[About this task]:
The data must be given again exactly as written, with all images omitted.

[Supplied data]:
*** Begin section ***

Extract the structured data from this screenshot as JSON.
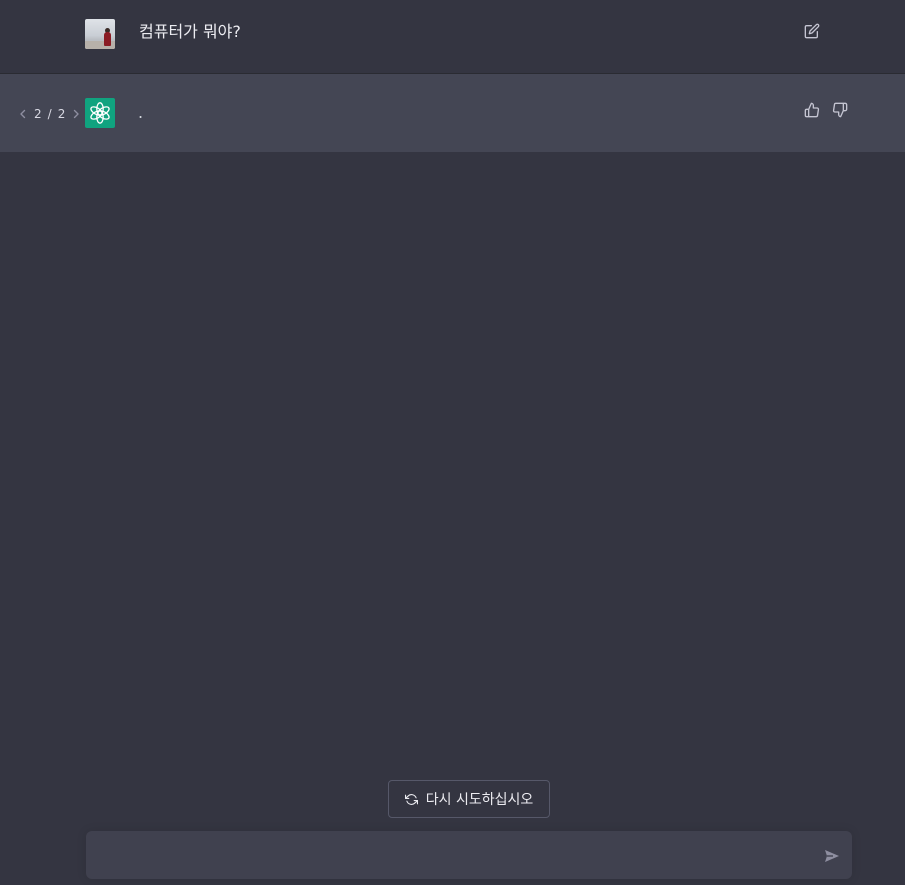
{
  "conversation": {
    "user_message": "컴퓨터가 뭐야?",
    "assistant_message": ".",
    "pager": {
      "current": "2",
      "separator": "/",
      "total": "2"
    }
  },
  "icons": {
    "edit": "edit-icon",
    "prev": "chevron-left-icon",
    "next": "chevron-right-icon",
    "thumbs_up": "thumbs-up-icon",
    "thumbs_down": "thumbs-down-icon",
    "regenerate": "refresh-icon",
    "send": "send-icon",
    "assistant_logo": "openai-logo-icon"
  },
  "actions": {
    "regenerate_label": "다시 시도하십시오"
  },
  "composer": {
    "value": "",
    "placeholder": ""
  },
  "colors": {
    "background": "#343541",
    "assistant_row": "#444654",
    "accent": "#10a37f",
    "input_bg": "#40414f"
  }
}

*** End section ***

[Exercise response]:
Extract the structured data from this screenshot as JSON.
{
  "conversation": {
    "user_message": "컴퓨터가 뭐야?",
    "assistant_message": ".",
    "pager": {
      "current": "2",
      "separator": "/",
      "total": "2"
    }
  },
  "icons": {
    "edit": "edit-icon",
    "prev": "chevron-left-icon",
    "next": "chevron-right-icon",
    "thumbs_up": "thumbs-up-icon",
    "thumbs_down": "thumbs-down-icon",
    "regenerate": "refresh-icon",
    "send": "send-icon",
    "assistant_logo": "openai-logo-icon"
  },
  "actions": {
    "regenerate_label": "다시 시도하십시오"
  },
  "composer": {
    "value": "",
    "placeholder": ""
  },
  "colors": {
    "background": "#343541",
    "assistant_row": "#444654",
    "accent": "#10a37f",
    "input_bg": "#40414f"
  }
}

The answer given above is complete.